Mr. Costello was preparing for the last event of a book tour, an evening in conversation with Rosanne Cash at the Brooklyn Academy of Music, when he heard of his friend and collaborator’s death. The program for the evening was altered to pay tribute to Toussaint, he wrote in an email.
“Of course we prefaced the event entirely with Toussaint music, then dimmed the lights and ran my favourite piece that we performed together,” he wrote, “a short filmed account of ‘The Greatest Love’ with just Allen’s beautiful piano and our two voices. It was shot during our appearance together in “Treme,” the HBO dramatic series set in early post-Katrina New Orleans.
“It was hard to speak of A.T. at all on-stage last night and certainly impossible to think of him in past tense but the warmth of the ovation for the song and the hush during the few words I did manage let me know how many people felt as I did in that moment,” he wrote.
“Rose and I then had the difficult task of moving on to other anticipated themes of the evening but we closed with a few songs, one of them my attempt to render Allen’s minor key transcription of ‘Tipitina’, for which I wrote the words: ‘Ascension Day’.”
“There are many more things that I will keep close to me; his grace and generosity, his kindness to my family, the lessons I learned from him as to how to temper anger and dismay at all that occurred ten years ago and the joy of writing, recording and, most of all, sharing the stage with him.”
The River in Reverse was nominated for a Grammy award, and Toussaint toured the world with Costello to promote it. When he returned home, he continued to enjoy public life. He played a regular slot on the Acura Stage at Jazz Fest, usually in the early afternoon, which kept his schedule open for guest appearances with headliners. Driving himself around town in one of his two distinctive cars, a gold Rolls-Royce with the license plate “PIANO” and a blue Benz with a plate reading “SONGS,” he attended festivals and concerts, strolled between galleries and shops, and dined out frequently with friends.

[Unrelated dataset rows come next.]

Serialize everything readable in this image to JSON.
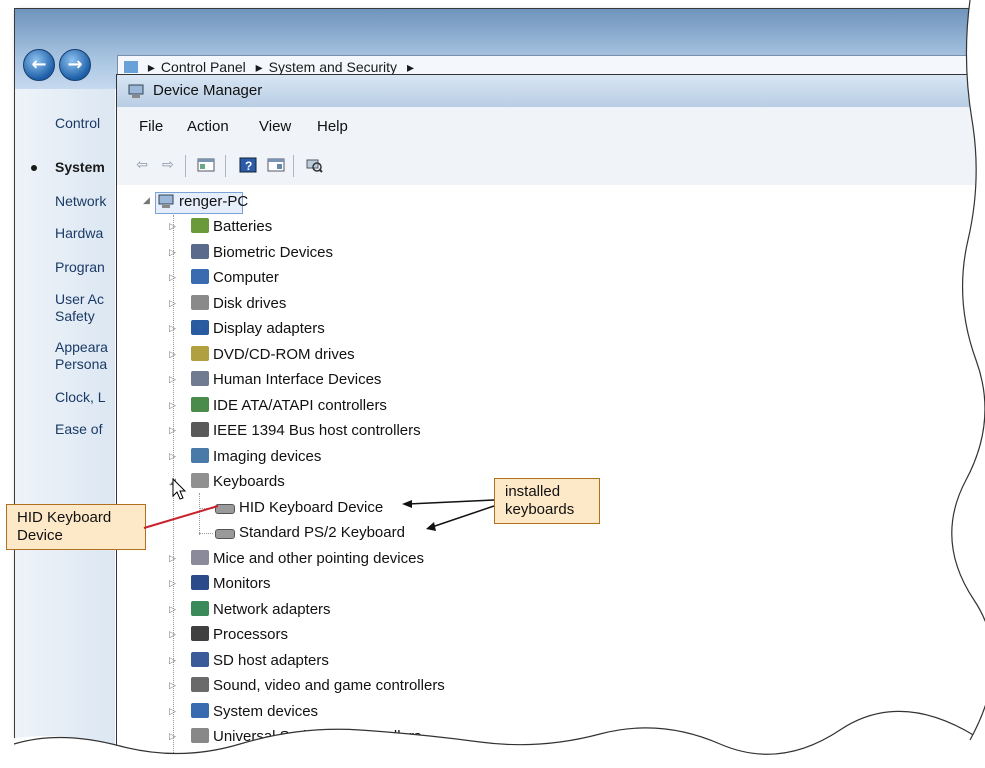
{
  "control_panel": {
    "breadcrumb": [
      "Control Panel",
      "System and Security"
    ],
    "sidebar": [
      "Control",
      "System",
      "Network",
      "Hardwa",
      "Progran",
      "User Ac\nSafety",
      "Appeara\nPersona",
      "Clock, L",
      "Ease of"
    ]
  },
  "device_manager": {
    "title": "Device Manager",
    "menu": [
      "File",
      "Action",
      "View",
      "Help"
    ],
    "root": "renger-PC",
    "categories": [
      "Batteries",
      "Biometric Devices",
      "Computer",
      "Disk drives",
      "Display adapters",
      "DVD/CD-ROM drives",
      "Human Interface Devices",
      "IDE ATA/ATAPI controllers",
      "IEEE 1394 Bus host controllers",
      "Imaging devices",
      "Keyboards"
    ],
    "keyboards": [
      "HID Keyboard Device",
      "Standard PS/2 Keyboard"
    ],
    "categories_after": [
      "Mice and other pointing devices",
      "Monitors",
      "Network adapters",
      "Processors",
      "SD host adapters",
      "Sound, video and game controllers",
      "System devices",
      "Universal Serial Bus controllers"
    ]
  },
  "callouts": {
    "left": "HID Keyboard Device",
    "right": "installed keyboards"
  }
}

He became a genial, though reserved, local ambassador, always splendidly dressed—and always wearing his trademark bright socks under leather sandals—stopping to talk with any fan or admirer who wanted a photo with him.
Allen Toussaint’s last album was the 2009 Joe Henry-produced The Bright Mississippi, an exploration of, for the most part, early New Orleans jazz that took on the work of Jelly Roll Morton and Sidney Bechet. According to Nonesuch, the label that released The Bright Mississippi, Henry and Toussaint were at work on a follow-up at the time of Toussaint’s death. The album will be released posthumously, in 2016.

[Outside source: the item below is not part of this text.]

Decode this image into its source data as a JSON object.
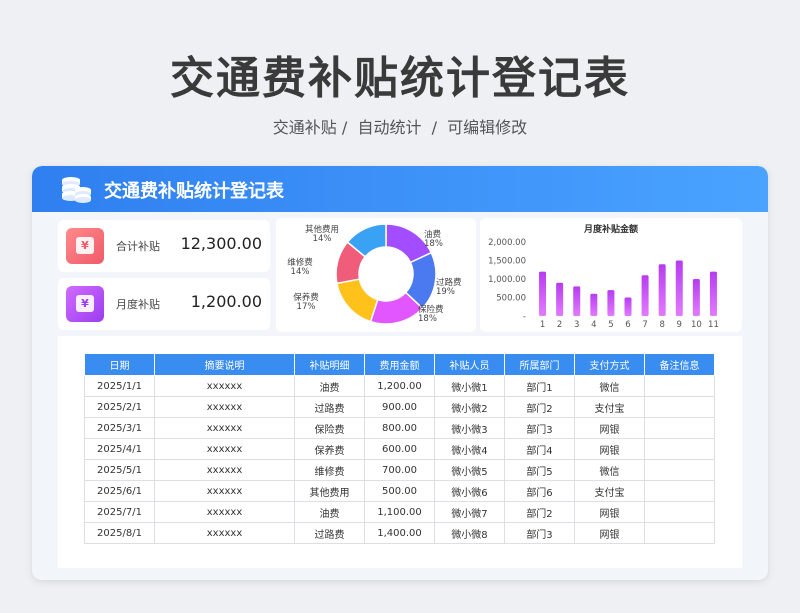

Among the many accolades Mr. Toussaint collected over the years are the National Medal of Arts, awarded by President Obama in 2013; the Trustees’ Award, from the Recording Academy, in 2009; induction into the Rock and Roll Hall of Fame, in 1998; an OffBeat Best of the Beat Lifetime Achievement Award, in 2005, and several other Best of the Beat Awards, including Artist of the Year, Album of the Year, Song of the Year, Pianist of the Year and for four years in a row, Producer of the Year. He has been inducted into the Louisiana Music Hall of Fame, the Blues Hall of Fame and the Songwriters Hall of Fame.
Allen Toussaint is survived by his two children, son Reginald and daughter Alison, and by several grandchildren.